> _Materials provided_
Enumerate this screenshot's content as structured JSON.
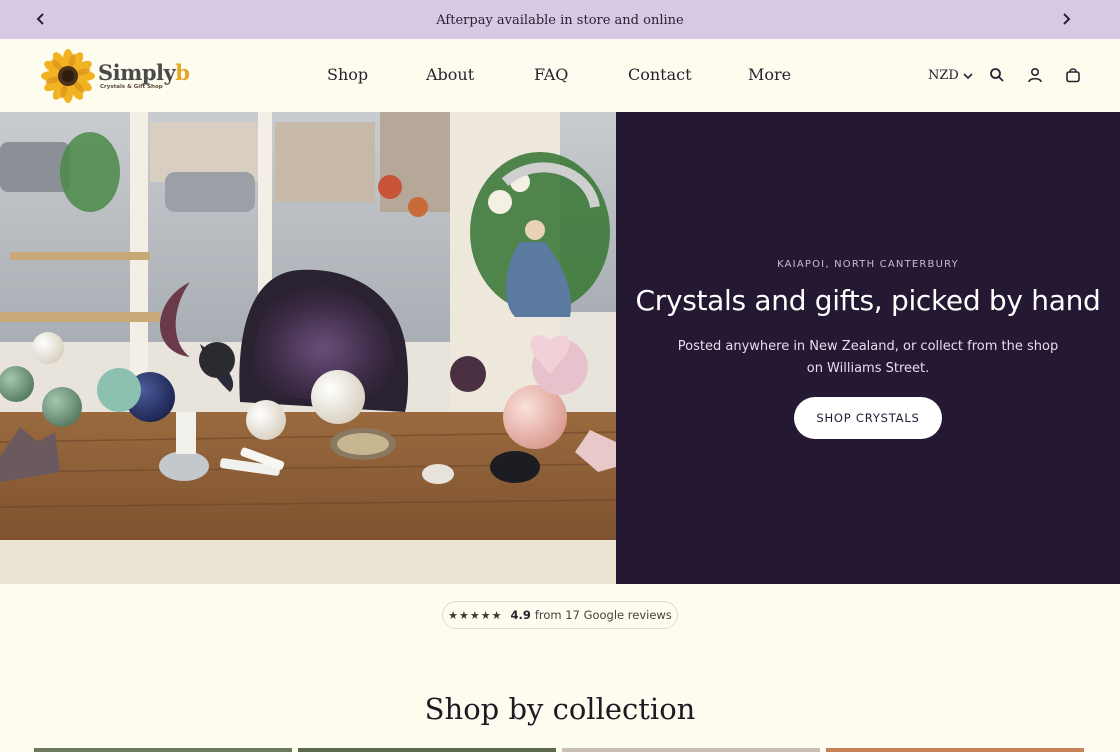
{
  "announcement": {
    "text": "Afterpay available in store and online",
    "prev_icon": "chevron-left-icon",
    "next_icon": "chevron-right-icon"
  },
  "header": {
    "logo": {
      "word_main": "Simply",
      "word_accent": "b",
      "tagline": "Crystals & Gift Shop"
    },
    "nav": [
      "Shop",
      "About",
      "FAQ",
      "Contact",
      "More"
    ],
    "currency": "NZD",
    "icons": [
      "search-icon",
      "account-icon",
      "cart-icon"
    ]
  },
  "hero": {
    "eyebrow": "KAIAPOI, NORTH CANTERBURY",
    "title": "Crystals and gifts, picked by hand",
    "subtitle": "Posted anywhere in New Zealand, or collect from the shop on Williams Street.",
    "button": "SHOP CRYSTALS"
  },
  "reviews": {
    "stars": "★★★★★",
    "rating": "4.9",
    "text": "from 17 Google reviews"
  },
  "collections": {
    "title": "Shop by collection"
  },
  "colors": {
    "announcement_bg": "#d7c8e6",
    "page_bg": "#fdfcef",
    "hero_panel_bg": "#241832",
    "brand_accent": "#e5a52a"
  }
}
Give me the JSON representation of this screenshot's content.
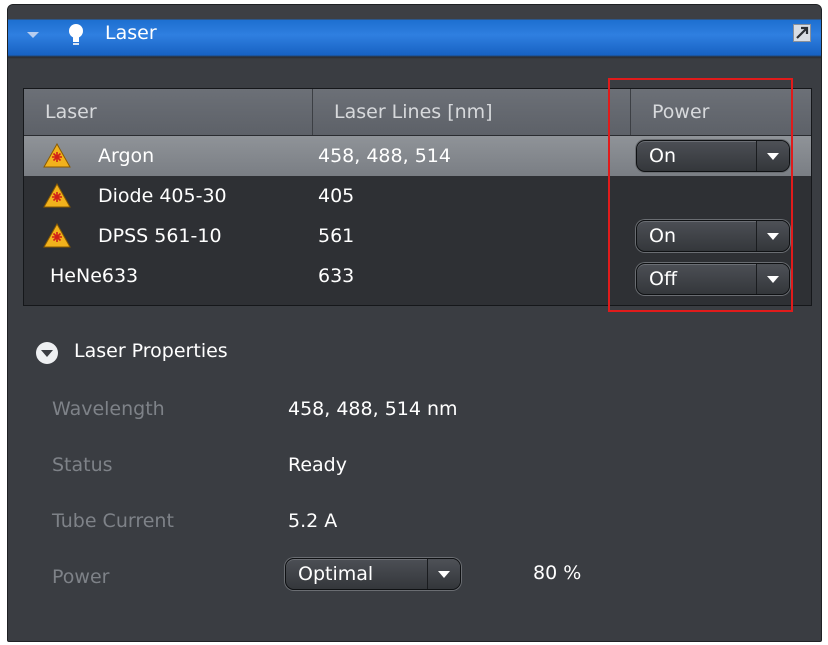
{
  "panel": {
    "title": "Laser"
  },
  "table": {
    "headers": [
      "Laser",
      "Laser Lines [nm]",
      "Power"
    ],
    "rows": [
      {
        "name": "Argon",
        "lines": "458, 488, 514",
        "power": "On",
        "selected": true,
        "warning_icon": true
      },
      {
        "name": "Diode 405-30",
        "lines": "405",
        "power": "",
        "selected": false,
        "warning_icon": true
      },
      {
        "name": "DPSS 561-10",
        "lines": "561",
        "power": "On",
        "selected": false,
        "warning_icon": true
      },
      {
        "name": "HeNe633",
        "lines": "633",
        "power": "Off",
        "selected": false,
        "warning_icon": false
      }
    ]
  },
  "properties": {
    "title": "Laser Properties",
    "wavelength_label": "Wavelength",
    "wavelength_value": "458, 488, 514 nm",
    "status_label": "Status",
    "status_value": "Ready",
    "tube_current_label": "Tube Current",
    "tube_current_value": "5.2 A",
    "power_label": "Power",
    "power_mode": "Optimal",
    "power_percent": "80 %"
  },
  "colors": {
    "titlebar_blue": "#1d6fd0",
    "panel_bg": "#3a3d42",
    "highlight_red": "#e01b1b",
    "warning_yellow": "#f2b21c"
  },
  "icons": {
    "collapse": "chevron-down-icon",
    "bulb": "lightbulb-icon",
    "popout": "popout-icon",
    "warning": "laser-warning-icon"
  }
}
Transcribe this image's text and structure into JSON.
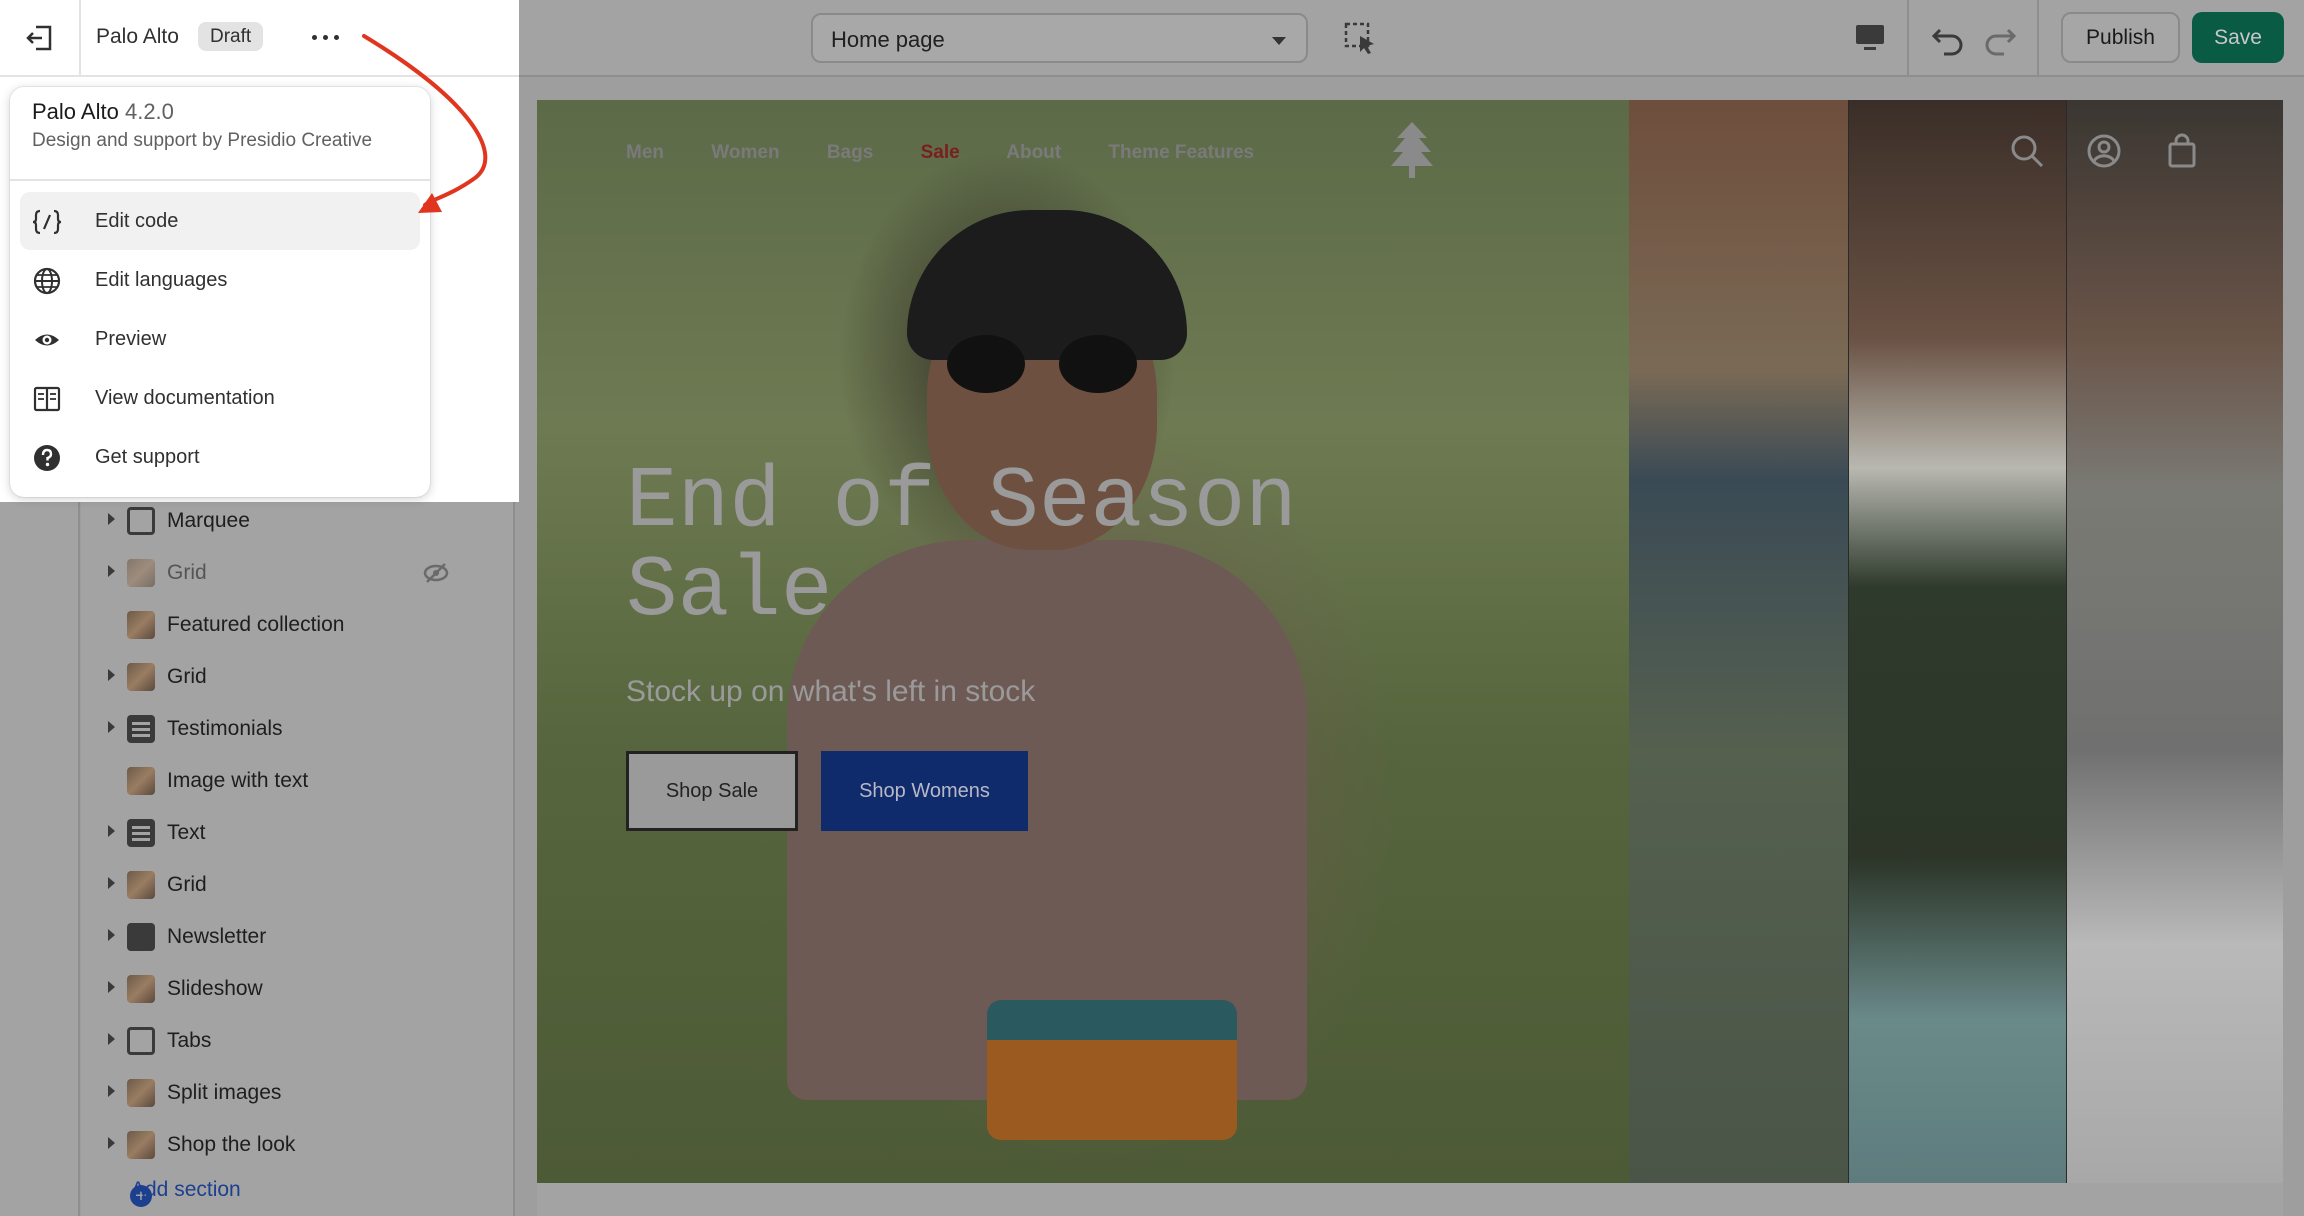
{
  "theme": {
    "name": "Palo Alto",
    "status_badge": "Draft"
  },
  "toolbar": {
    "page_select": "Home page",
    "publish_label": "Publish",
    "save_label": "Save"
  },
  "theme_menu": {
    "title": "Palo Alto",
    "version": "4.2.0",
    "subtitle": "Design and support by Presidio Creative",
    "items": [
      {
        "label": "Edit code",
        "icon": "code-icon"
      },
      {
        "label": "Edit languages",
        "icon": "globe-icon"
      },
      {
        "label": "Preview",
        "icon": "eye-icon"
      },
      {
        "label": "View documentation",
        "icon": "book-icon"
      },
      {
        "label": "Get support",
        "icon": "question-icon"
      }
    ]
  },
  "sidebar": {
    "sections": [
      {
        "label": "Marquee",
        "thumb": "marquee-icon",
        "expandable": true
      },
      {
        "label": "Grid",
        "thumb": "image-thumbnail",
        "expandable": true,
        "hidden": true
      },
      {
        "label": "Featured collection",
        "thumb": "image-thumbnail",
        "expandable": false
      },
      {
        "label": "Grid",
        "thumb": "image-thumbnail",
        "expandable": true
      },
      {
        "label": "Testimonials",
        "thumb": "text-block-icon",
        "expandable": true
      },
      {
        "label": "Image with text",
        "thumb": "image-thumbnail",
        "expandable": false
      },
      {
        "label": "Text",
        "thumb": "text-block-icon",
        "expandable": true
      },
      {
        "label": "Grid",
        "thumb": "image-thumbnail",
        "expandable": true
      },
      {
        "label": "Newsletter",
        "thumb": "envelope-icon",
        "expandable": true
      },
      {
        "label": "Slideshow",
        "thumb": "image-thumbnail",
        "expandable": true
      },
      {
        "label": "Tabs",
        "thumb": "tabs-icon",
        "expandable": true
      },
      {
        "label": "Split images",
        "thumb": "image-thumbnail",
        "expandable": true
      },
      {
        "label": "Shop the look",
        "thumb": "image-thumbnail",
        "expandable": true
      }
    ],
    "add_section_label": "Add section"
  },
  "preview": {
    "nav": [
      "Men",
      "Women",
      "Bags",
      "Sale",
      "About",
      "Theme Features"
    ],
    "headline": "End of Season Sale",
    "subheadline": "Stock up on what's left in stock",
    "button_primary": "Shop Sale",
    "button_secondary": "Shop Womens"
  },
  "colors": {
    "save_button": "#0a5b44",
    "annotation_arrow": "#e0351e",
    "secondary_button": "#0f2b6b",
    "sale_link": "#7a1f1f"
  }
}
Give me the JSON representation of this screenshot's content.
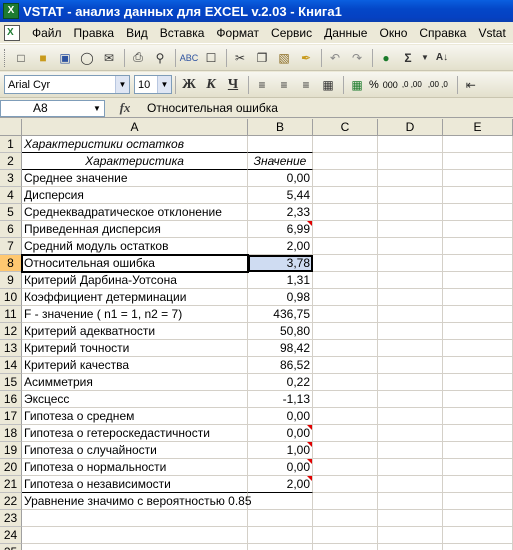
{
  "title": "VSTAT - анализ данных для EXCEL v.2.03 - Книга1",
  "menu": [
    "Файл",
    "Правка",
    "Вид",
    "Вставка",
    "Формат",
    "Сервис",
    "Данные",
    "Окно",
    "Справка",
    "Vstat"
  ],
  "toolbar2": {
    "font": "Arial Cyr",
    "size": "10",
    "bold": "Ж",
    "italic": "К",
    "underline": "Ч",
    "percent": "%",
    "thousands": "000",
    "inc_decimal": ",0 ,00",
    "dec_decimal": ",00 ,0"
  },
  "formula_bar": {
    "name_box": "A8",
    "fx": "fx",
    "content": "Относительная ошибка"
  },
  "columns": [
    "A",
    "B",
    "C",
    "D",
    "E"
  ],
  "rows": [
    {
      "n": "1",
      "a": "Характеристики остатков",
      "b": ""
    },
    {
      "n": "2",
      "a": "Характеристика",
      "b": "Значение"
    },
    {
      "n": "3",
      "a": "Среднее значение",
      "b": "0,00"
    },
    {
      "n": "4",
      "a": "Дисперсия",
      "b": "5,44"
    },
    {
      "n": "5",
      "a": "Среднеквадратическое отклонение",
      "b": "2,33"
    },
    {
      "n": "6",
      "a": "Приведенная дисперсия",
      "b": "6,99"
    },
    {
      "n": "7",
      "a": "Средний модуль остатков",
      "b": "2,00"
    },
    {
      "n": "8",
      "a": "Относительная ошибка",
      "b": "3,78"
    },
    {
      "n": "9",
      "a": "Критерий Дарбина-Уотсона",
      "b": "1,31"
    },
    {
      "n": "10",
      "a": "Коэффициент детерминации",
      "b": "0,98"
    },
    {
      "n": "11",
      "a": "F - значение ( n1 =   1, n2 =   7)",
      "b": "436,75"
    },
    {
      "n": "12",
      "a": "Критерий адекватности",
      "b": "50,80"
    },
    {
      "n": "13",
      "a": "Критерий точности",
      "b": "98,42"
    },
    {
      "n": "14",
      "a": "Критерий качества",
      "b": "86,52"
    },
    {
      "n": "15",
      "a": "Асимметрия",
      "b": "0,22"
    },
    {
      "n": "16",
      "a": "Эксцесс",
      "b": "-1,13"
    },
    {
      "n": "17",
      "a": "Гипотеза о среднем",
      "b": "0,00"
    },
    {
      "n": "18",
      "a": "Гипотеза о гетероскедастичности",
      "b": "0,00"
    },
    {
      "n": "19",
      "a": "Гипотеза о случайности",
      "b": "1,00"
    },
    {
      "n": "20",
      "a": "Гипотеза о нормальности",
      "b": "0,00"
    },
    {
      "n": "21",
      "a": "Гипотеза о независимости",
      "b": "2,00"
    },
    {
      "n": "22",
      "a": "Уравнение значимо с вероятностью 0.85",
      "b": ""
    },
    {
      "n": "23",
      "a": "",
      "b": ""
    },
    {
      "n": "24",
      "a": "",
      "b": ""
    },
    {
      "n": "25",
      "a": "",
      "b": ""
    }
  ]
}
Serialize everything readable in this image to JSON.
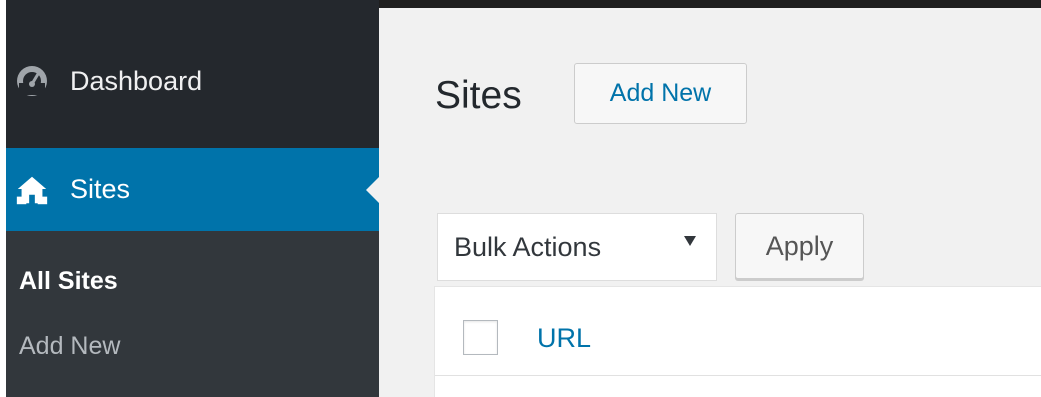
{
  "sidebar": {
    "items": [
      {
        "label": "Dashboard",
        "icon": "dashboard-icon"
      },
      {
        "label": "Sites",
        "icon": "sites-icon",
        "active": true
      }
    ],
    "submenu": [
      {
        "label": "All Sites",
        "current": true
      },
      {
        "label": "Add New"
      }
    ]
  },
  "main": {
    "title": "Sites",
    "add_new_label": "Add New",
    "bulk_actions": {
      "selected": "Bulk Actions"
    },
    "apply_label": "Apply",
    "table": {
      "columns": [
        "URL"
      ]
    }
  },
  "colors": {
    "sidebar_bg": "#24282d",
    "submenu_bg": "#32373c",
    "accent": "#0073aa",
    "content_bg": "#f1f1f1"
  }
}
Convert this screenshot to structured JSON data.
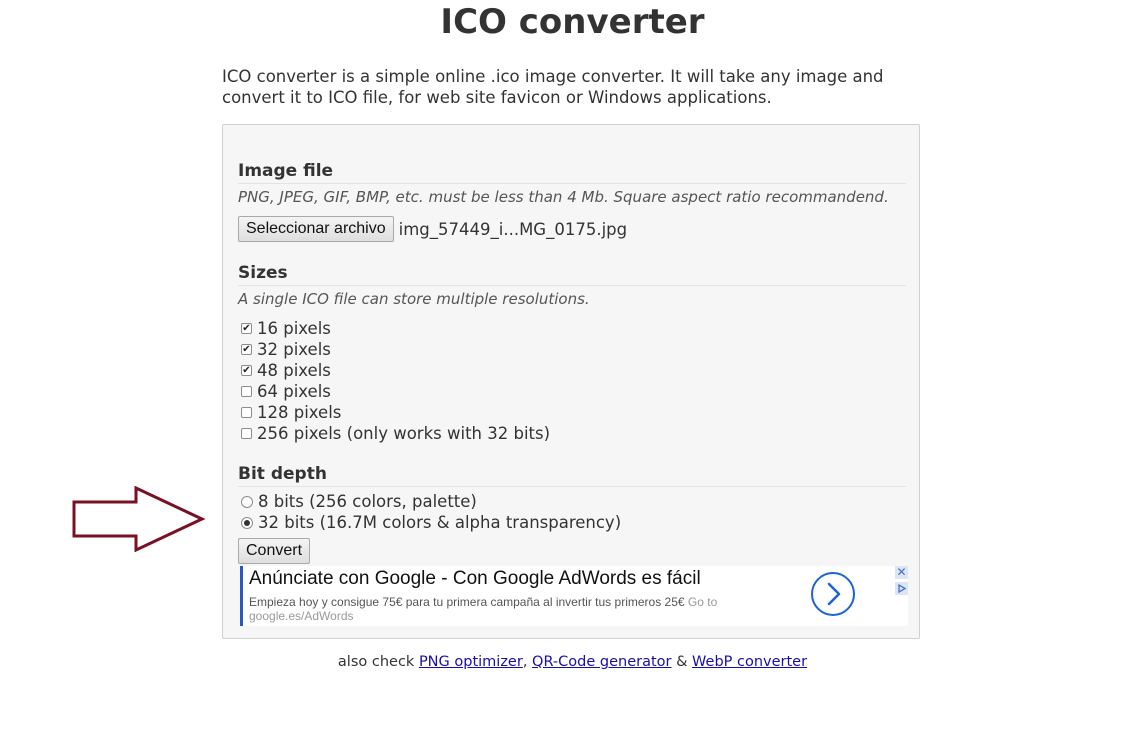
{
  "title": "ICO converter",
  "intro": "ICO converter is a simple online .ico image converter. It will take any image and convert it to ICO file, for web site favicon or Windows applications.",
  "image_file": {
    "heading": "Image file",
    "hint": "PNG, JPEG, GIF, BMP, etc. must be less than 4 Mb. Square aspect ratio recommandend.",
    "button_label": "Seleccionar archivo",
    "filename": "img_57449_i...MG_0175.jpg"
  },
  "sizes": {
    "heading": "Sizes",
    "hint": "A single ICO file can store multiple resolutions.",
    "options": [
      {
        "label": "16 pixels",
        "checked": true
      },
      {
        "label": "32 pixels",
        "checked": true
      },
      {
        "label": "48 pixels",
        "checked": true
      },
      {
        "label": "64 pixels",
        "checked": false
      },
      {
        "label": "128 pixels",
        "checked": false
      },
      {
        "label": "256 pixels (only works with 32 bits)",
        "checked": false
      }
    ]
  },
  "bit_depth": {
    "heading": "Bit depth",
    "options": [
      {
        "label": "8 bits (256 colors, palette)",
        "selected": false
      },
      {
        "label": "32 bits (16.7M colors & alpha transparency)",
        "selected": true
      }
    ]
  },
  "convert_label": "Convert",
  "ad": {
    "headline": "Anúnciate con Google - Con Google AdWords es fácil",
    "body": "Empieza hoy y consigue 75€ para tu primera campaña al invertir tus primeros 25€",
    "url": "Go to google.es/AdWords",
    "accent": "#1a64d6"
  },
  "footer": {
    "prefix": "also check",
    "link1": "PNG optimizer",
    "sep1": ",",
    "link2": "QR-Code generator",
    "sep2": "&",
    "link3": "WebP converter"
  },
  "colors": {
    "arrow": "#7a1023",
    "link": "#1a0dab",
    "panel_bg": "#f6f6f6"
  }
}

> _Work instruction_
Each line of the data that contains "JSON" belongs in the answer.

> _Exercise response_
Enumerate this screenshot's content as structured JSON.
Give me the JSON representation of this screenshot's content.
Transcribe this image's text and structure into JSON.
Give me the JSON representation of this screenshot's content.
Serialize everything readable in this image to JSON.
Convert this screenshot to structured JSON data.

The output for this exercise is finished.